HOW TO COMPLETE THIS TASK: Return the whole listing unchanged. Drop the images.
________________________
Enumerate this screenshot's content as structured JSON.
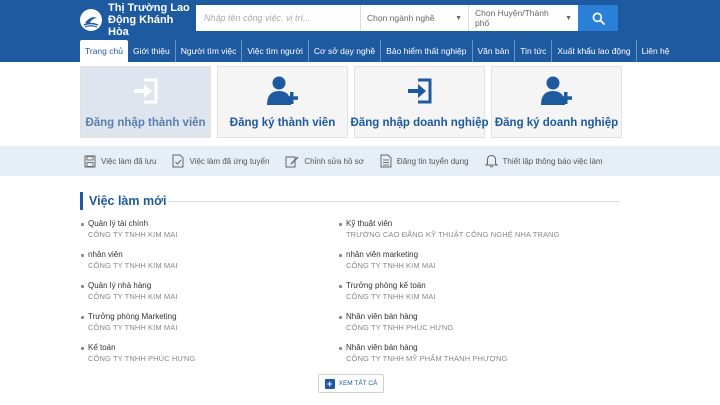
{
  "header": {
    "brand_line1": "Thị Trường Lao",
    "brand_line2": "Động Khánh Hòa",
    "search_placeholder": "Nhập tên công việc, vị trí...",
    "industry_select": "Chọn ngành nghề",
    "district_select": "Chọn Huyện/Thành phố",
    "search_icon": "search-icon",
    "colors": {
      "primary": "#1e5aa0",
      "search_button": "#2a7fd6"
    }
  },
  "nav": {
    "items": [
      {
        "label": "Trang chủ",
        "active": true
      },
      {
        "label": "Giới thiệu"
      },
      {
        "label": "Người tìm việc"
      },
      {
        "label": "Việc tìm người"
      },
      {
        "label": "Cơ sở dạy nghề"
      },
      {
        "label": "Bảo hiểm thất nghiệp"
      },
      {
        "label": "Văn bản"
      },
      {
        "label": "Tin tức"
      },
      {
        "label": "Xuất khẩu lao động"
      },
      {
        "label": "Liên hệ"
      }
    ]
  },
  "tiles": [
    {
      "label": "Đăng nhập thành viên",
      "icon": "login-icon",
      "active": true
    },
    {
      "label": "Đăng ký thành viên",
      "icon": "add-user-icon"
    },
    {
      "label": "Đăng nhập doanh nghiệp",
      "icon": "login-icon"
    },
    {
      "label": "Đăng ký doanh nghiệp",
      "icon": "add-user-icon"
    }
  ],
  "quick_links": [
    {
      "label": "Việc làm đã lưu",
      "icon": "save-disk-icon"
    },
    {
      "label": "Việc làm đã ứng tuyển",
      "icon": "document-check-icon"
    },
    {
      "label": "Chỉnh sửa hồ sơ",
      "icon": "edit-icon"
    },
    {
      "label": "Đăng tin tuyển dụng",
      "icon": "document-icon"
    },
    {
      "label": "Thiết lập thông báo việc làm",
      "icon": "bell-icon"
    }
  ],
  "jobs_section": {
    "title": "Việc làm mới",
    "left": [
      {
        "title": "Quản lý tài chính",
        "company": "CÔNG TY TNHH KIM MAI"
      },
      {
        "title": "nhân viên",
        "company": "CÔNG TY TNHH KIM MAI"
      },
      {
        "title": "Quản lý nhà hàng",
        "company": "CÔNG TY TNHH KIM MAI"
      },
      {
        "title": "Trưởng phòng Marketing",
        "company": "CÔNG TY TNHH KIM MAI"
      },
      {
        "title": "Kế toán",
        "company": "CÔNG TY TNHH PHÚC HƯNG"
      }
    ],
    "right": [
      {
        "title": "Kỹ thuật viên",
        "company": "TRƯỜNG CAO ĐẲNG KỸ THUẬT CÔNG NGHỆ NHA TRANG"
      },
      {
        "title": "nhân viên marketing",
        "company": "CÔNG TY TNHH KIM MAI"
      },
      {
        "title": "Trưởng phòng kế toán",
        "company": "CÔNG TY TNHH KIM MAI"
      },
      {
        "title": "Nhân viên bán hàng",
        "company": "CÔNG TY TNHH PHÚC HƯNG"
      },
      {
        "title": "Nhân viên bán hàng",
        "company": "CÔNG TY TNHH MỸ PHẨM THANH PHƯỢNG"
      }
    ],
    "view_all": "XEM TẤT CẢ"
  }
}
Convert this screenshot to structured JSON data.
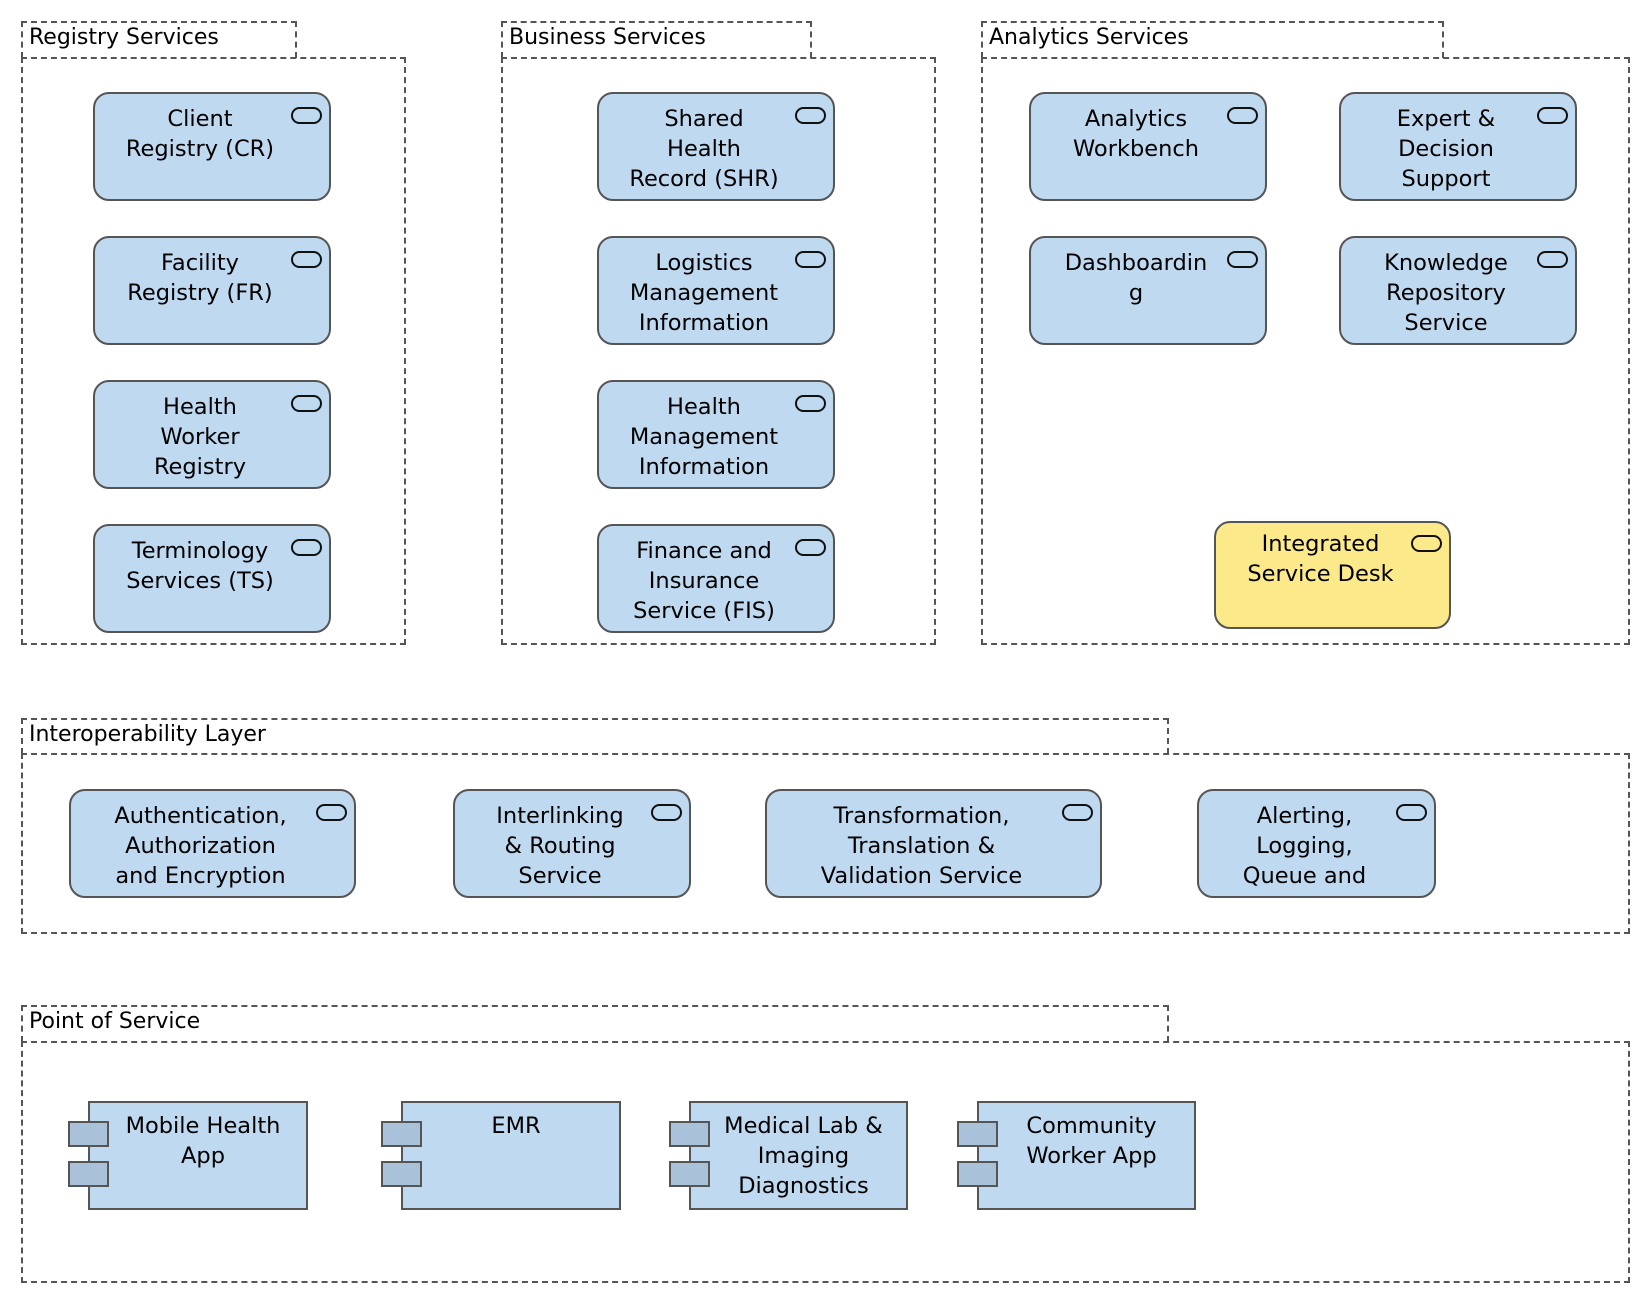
{
  "groups": {
    "registry": {
      "title": "Registry Services",
      "services": [
        {
          "label": "Client\nRegistry (CR)"
        },
        {
          "label": "Facility\nRegistry (FR)"
        },
        {
          "label": "Health\nWorker\nRegistry"
        },
        {
          "label": "Terminology\nServices (TS)"
        }
      ]
    },
    "business": {
      "title": "Business Services",
      "services": [
        {
          "label": "Shared\nHealth\nRecord (SHR)"
        },
        {
          "label": "Logistics\nManagement\nInformation"
        },
        {
          "label": "Health\nManagement\nInformation"
        },
        {
          "label": "Finance and\nInsurance\nService (FIS)"
        }
      ]
    },
    "analytics": {
      "title": "Analytics Services",
      "services": [
        {
          "label": "Analytics\nWorkbench"
        },
        {
          "label": "Expert &\nDecision\nSupport"
        },
        {
          "label": "Dashboardin\ng"
        },
        {
          "label": "Knowledge\nRepository\nService"
        },
        {
          "label": "Integrated\nService Desk",
          "fill": "#fbe98a"
        }
      ]
    },
    "interoperability": {
      "title": "Interoperability Layer",
      "services": [
        {
          "label": "Authentication,\nAuthorization\nand Encryption"
        },
        {
          "label": "Interlinking\n& Routing\nService"
        },
        {
          "label": "Transformation,\nTranslation &\nValidation Service"
        },
        {
          "label": "Alerting,\nLogging,\nQueue and"
        }
      ]
    },
    "point_of_service": {
      "title": "Point of Service",
      "components": [
        {
          "label": "Mobile Health\nApp"
        },
        {
          "label": "EMR"
        },
        {
          "label": "Medical Lab &\nImaging\nDiagnostics"
        },
        {
          "label": "Community\nWorker App"
        }
      ]
    }
  },
  "colors": {
    "service_fill": "#bfd9f0",
    "highlight_fill": "#fbe98a",
    "port_fill": "#a9c1d9",
    "border": "#555555"
  }
}
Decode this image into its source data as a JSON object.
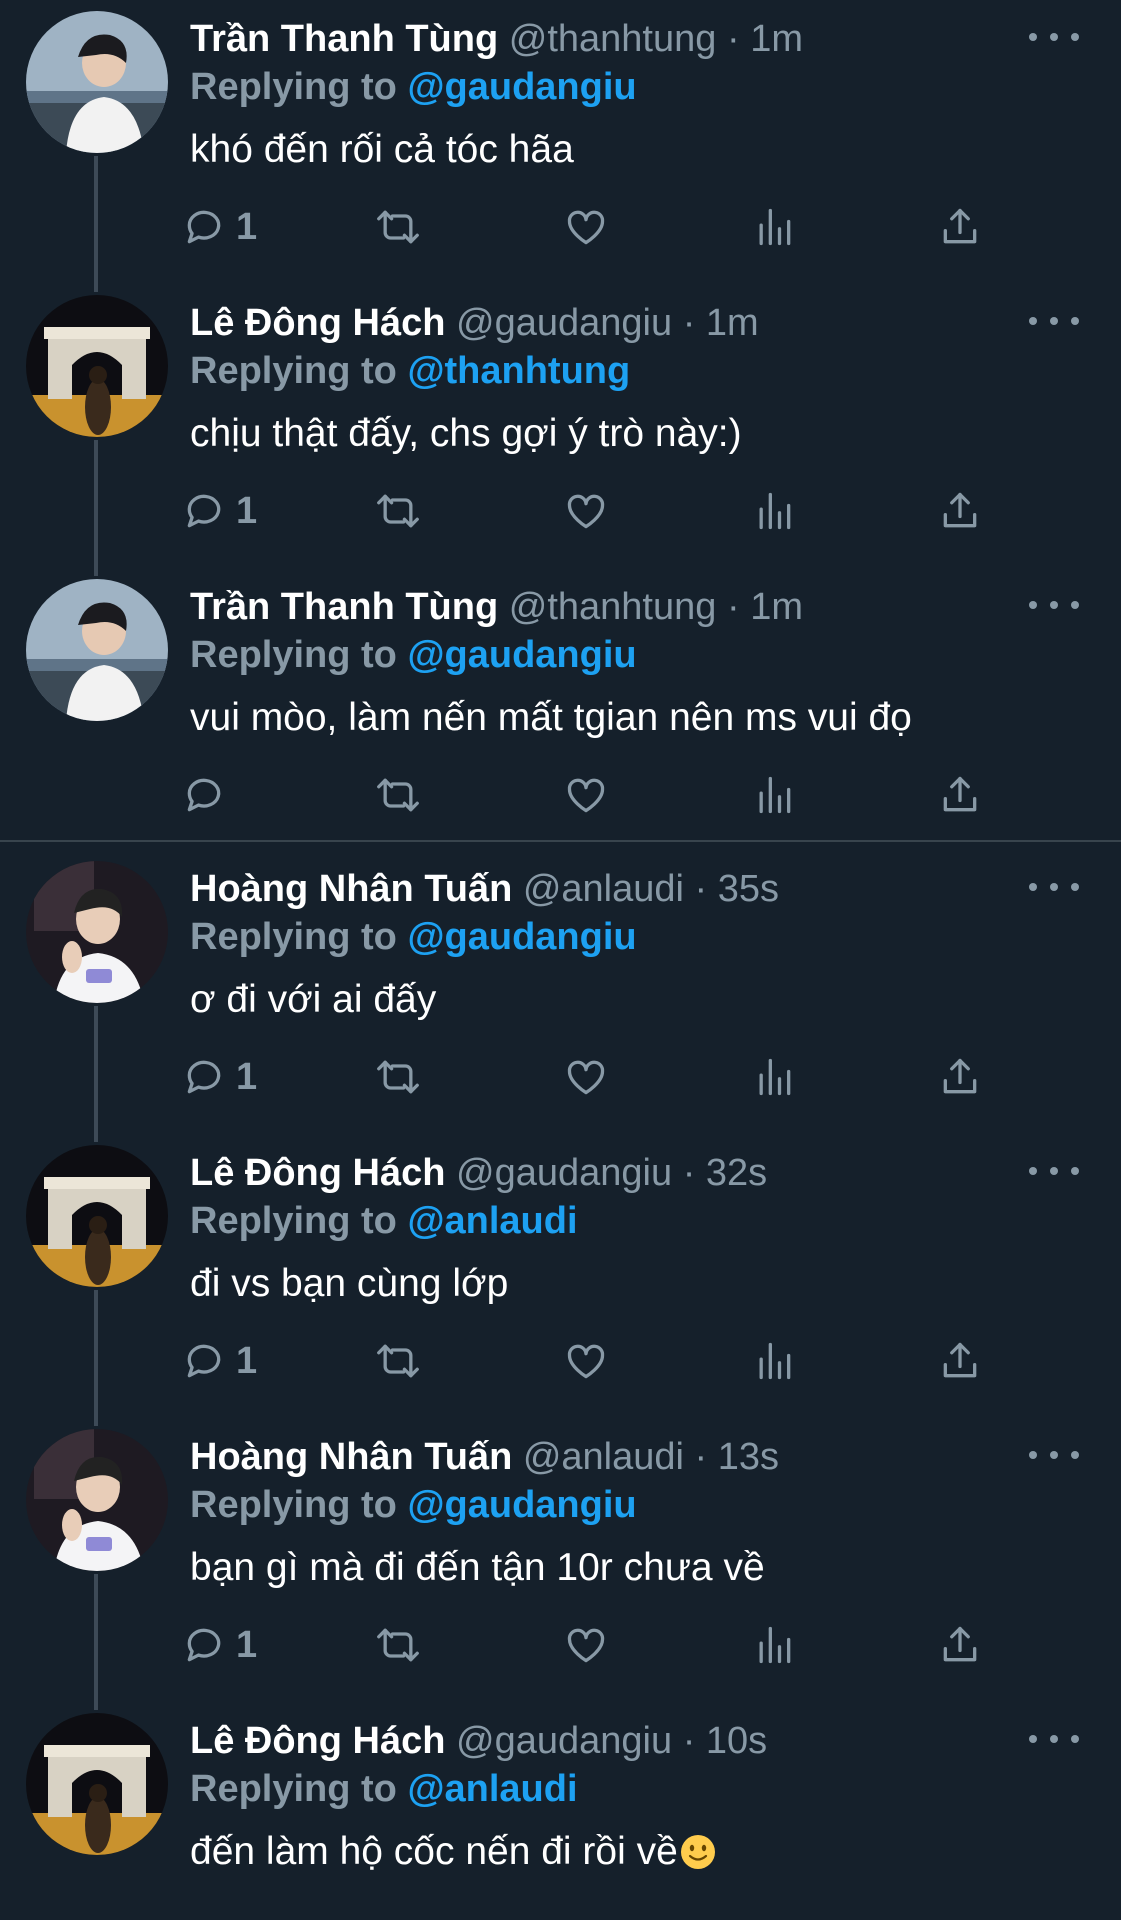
{
  "labels": {
    "replying_to": "Replying to",
    "dot": "·"
  },
  "colors": {
    "background": "#15202b",
    "muted": "#8899a6",
    "link": "#1da1f2",
    "text": "#ffffff",
    "thread": "#3d4a57"
  },
  "tweets": [
    {
      "name": "Trần Thanh Tùng",
      "handle": "@thanhtung",
      "time": "1m",
      "replying_to": "@gaudangiu",
      "text": "khó đến rối cả tóc hãa",
      "reply_count": "1",
      "avatar": "portrait-boy-sea"
    },
    {
      "name": "Lê Đông Hách",
      "handle": "@gaudangiu",
      "time": "1m",
      "replying_to": "@thanhtung",
      "text": "chịu thật đấy, chs gợi ý trò này:)",
      "reply_count": "1",
      "avatar": "arc-de-triomphe-night"
    },
    {
      "name": "Trần Thanh Tùng",
      "handle": "@thanhtung",
      "time": "1m",
      "replying_to": "@gaudangiu",
      "text": "vui mòo, làm nến mất tgian nên ms vui đọ",
      "reply_count": "",
      "avatar": "portrait-boy-sea"
    },
    {
      "name": "Hoàng Nhân Tuấn",
      "handle": "@anlaudi",
      "time": "35s",
      "replying_to": "@gaudangiu",
      "text": "ơ đi với ai đấy",
      "reply_count": "1",
      "avatar": "portrait-boy-white-tee"
    },
    {
      "name": "Lê Đông Hách",
      "handle": "@gaudangiu",
      "time": "32s",
      "replying_to": "@anlaudi",
      "text": "đi vs bạn cùng lớp",
      "reply_count": "1",
      "avatar": "arc-de-triomphe-night"
    },
    {
      "name": "Hoàng Nhân Tuấn",
      "handle": "@anlaudi",
      "time": "13s",
      "replying_to": "@gaudangiu",
      "text": "bạn gì mà đi đến tận 10r chưa về",
      "reply_count": "1",
      "avatar": "portrait-boy-white-tee"
    },
    {
      "name": "Lê Đông Hách",
      "handle": "@gaudangiu",
      "time": "10s",
      "replying_to": "@anlaudi",
      "text": "đến làm hộ cốc nến đi rồi về",
      "reply_count": "",
      "avatar": "arc-de-triomphe-night",
      "trailing_emoji": "slightly-smiling-face-icon"
    }
  ]
}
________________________
WRITTEN RESPONSE:
Enumerate this screenshot's content as structured JSON.
{
  "header": {
    "brand_line1": "Thị Trường Lao",
    "brand_line2": "Động Khánh Hòa",
    "search_placeholder": "Nhập tên công việc, vị trí...",
    "industry_select": "Chọn ngành nghề",
    "district_select": "Chọn Huyện/Thành phố",
    "search_icon": "search-icon",
    "colors": {
      "primary": "#1e5aa0",
      "search_button": "#2a7fd6"
    }
  },
  "nav": {
    "items": [
      {
        "label": "Trang chủ",
        "active": true
      },
      {
        "label": "Giới thiệu"
      },
      {
        "label": "Người tìm việc"
      },
      {
        "label": "Việc tìm người"
      },
      {
        "label": "Cơ sở dạy nghề"
      },
      {
        "label": "Bảo hiểm thất nghiệp"
      },
      {
        "label": "Văn bản"
      },
      {
        "label": "Tin tức"
      },
      {
        "label": "Xuất khẩu lao động"
      },
      {
        "label": "Liên hệ"
      }
    ]
  },
  "tiles": [
    {
      "label": "Đăng nhập thành viên",
      "icon": "login-icon",
      "active": true
    },
    {
      "label": "Đăng ký thành viên",
      "icon": "add-user-icon"
    },
    {
      "label": "Đăng nhập doanh nghiệp",
      "icon": "login-icon"
    },
    {
      "label": "Đăng ký doanh nghiệp",
      "icon": "add-user-icon"
    }
  ],
  "quick_links": [
    {
      "label": "Việc làm đã lưu",
      "icon": "save-disk-icon"
    },
    {
      "label": "Việc làm đã ứng tuyển",
      "icon": "document-check-icon"
    },
    {
      "label": "Chỉnh sửa hồ sơ",
      "icon": "edit-icon"
    },
    {
      "label": "Đăng tin tuyển dụng",
      "icon": "document-icon"
    },
    {
      "label": "Thiết lập thông báo việc làm",
      "icon": "bell-icon"
    }
  ],
  "jobs_section": {
    "title": "Việc làm mới",
    "left": [
      {
        "title": "Quản lý tài chính",
        "company": "CÔNG TY TNHH KIM MAI"
      },
      {
        "title": "nhân viên",
        "company": "CÔNG TY TNHH KIM MAI"
      },
      {
        "title": "Quản lý nhà hàng",
        "company": "CÔNG TY TNHH KIM MAI"
      },
      {
        "title": "Trưởng phòng Marketing",
        "company": "CÔNG TY TNHH KIM MAI"
      },
      {
        "title": "Kế toán",
        "company": "CÔNG TY TNHH PHÚC HƯNG"
      }
    ],
    "right": [
      {
        "title": "Kỹ thuật viên",
        "company": "TRƯỜNG CAO ĐẲNG KỸ THUẬT CÔNG NGHỆ NHA TRANG"
      },
      {
        "title": "nhân viên marketing",
        "company": "CÔNG TY TNHH KIM MAI"
      },
      {
        "title": "Trưởng phòng kế toán",
        "company": "CÔNG TY TNHH KIM MAI"
      },
      {
        "title": "Nhân viên bán hàng",
        "company": "CÔNG TY TNHH PHÚC HƯNG"
      },
      {
        "title": "Nhân viên bán hàng",
        "company": "CÔNG TY TNHH MỸ PHẨM THANH PHƯỢNG"
      }
    ],
    "view_all": "XEM TẤT CẢ"
  }
}
Convert this screenshot to structured JSON data.
{
  "groups": {
    "registry": {
      "title": "Registry Services",
      "services": [
        {
          "label": "Client\nRegistry (CR)"
        },
        {
          "label": "Facility\nRegistry (FR)"
        },
        {
          "label": "Health\nWorker\nRegistry"
        },
        {
          "label": "Terminology\nServices (TS)"
        }
      ]
    },
    "business": {
      "title": "Business Services",
      "services": [
        {
          "label": "Shared\nHealth\nRecord (SHR)"
        },
        {
          "label": "Logistics\nManagement\nInformation"
        },
        {
          "label": "Health\nManagement\nInformation"
        },
        {
          "label": "Finance and\nInsurance\nService (FIS)"
        }
      ]
    },
    "analytics": {
      "title": "Analytics Services",
      "services": [
        {
          "label": "Analytics\nWorkbench"
        },
        {
          "label": "Expert &\nDecision\nSupport"
        },
        {
          "label": "Dashboardin\ng"
        },
        {
          "label": "Knowledge\nRepository\nService"
        },
        {
          "label": "Integrated\nService Desk",
          "fill": "#fbe98a"
        }
      ]
    },
    "interoperability": {
      "title": "Interoperability Layer",
      "services": [
        {
          "label": "Authentication,\nAuthorization\nand Encryption"
        },
        {
          "label": "Interlinking\n& Routing\nService"
        },
        {
          "label": "Transformation,\nTranslation &\nValidation Service"
        },
        {
          "label": "Alerting,\nLogging,\nQueue and"
        }
      ]
    },
    "point_of_service": {
      "title": "Point of Service",
      "components": [
        {
          "label": "Mobile Health\nApp"
        },
        {
          "label": "EMR"
        },
        {
          "label": "Medical Lab &\nImaging\nDiagnostics"
        },
        {
          "label": "Community\nWorker App"
        }
      ]
    }
  },
  "colors": {
    "service_fill": "#bfd9f0",
    "highlight_fill": "#fbe98a",
    "port_fill": "#a9c1d9",
    "border": "#555555"
  }
}
Decode this image into its source data as a JSON object.
{
  "labels": {
    "replying_to": "Replying to",
    "dot": "·"
  },
  "colors": {
    "background": "#15202b",
    "muted": "#8899a6",
    "link": "#1da1f2",
    "text": "#ffffff",
    "thread": "#3d4a57"
  },
  "tweets": [
    {
      "name": "Trần Thanh Tùng",
      "handle": "@thanhtung",
      "time": "1m",
      "replying_to": "@gaudangiu",
      "text": "khó đến rối cả tóc hãa",
      "reply_count": "1",
      "avatar": "portrait-boy-sea"
    },
    {
      "name": "Lê Đông Hách",
      "handle": "@gaudangiu",
      "time": "1m",
      "replying_to": "@thanhtung",
      "text": "chịu thật đấy, chs gợi ý trò này:)",
      "reply_count": "1",
      "avatar": "arc-de-triomphe-night"
    },
    {
      "name": "Trần Thanh Tùng",
      "handle": "@thanhtung",
      "time": "1m",
      "replying_to": "@gaudangiu",
      "text": "vui mòo, làm nến mất tgian nên ms vui đọ",
      "reply_count": "",
      "avatar": "portrait-boy-sea"
    },
    {
      "name": "Hoàng Nhân Tuấn",
      "handle": "@anlaudi",
      "time": "35s",
      "replying_to": "@gaudangiu",
      "text": "ơ đi với ai đấy",
      "reply_count": "1",
      "avatar": "portrait-boy-white-tee"
    },
    {
      "name": "Lê Đông Hách",
      "handle": "@gaudangiu",
      "time": "32s",
      "replying_to": "@anlaudi",
      "text": "đi vs bạn cùng lớp",
      "reply_count": "1",
      "avatar": "arc-de-triomphe-night"
    },
    {
      "name": "Hoàng Nhân Tuấn",
      "handle": "@anlaudi",
      "time": "13s",
      "replying_to": "@gaudangiu",
      "text": "bạn gì mà đi đến tận 10r chưa về",
      "reply_count": "1",
      "avatar": "portrait-boy-white-tee"
    },
    {
      "name": "Lê Đông Hách",
      "handle": "@gaudangiu",
      "time": "10s",
      "replying_to": "@anlaudi",
      "text": "đến làm hộ cốc nến đi rồi về",
      "reply_count": "",
      "avatar": "arc-de-triomphe-night",
      "trailing_emoji": "slightly-smiling-face-icon"
    }
  ]
}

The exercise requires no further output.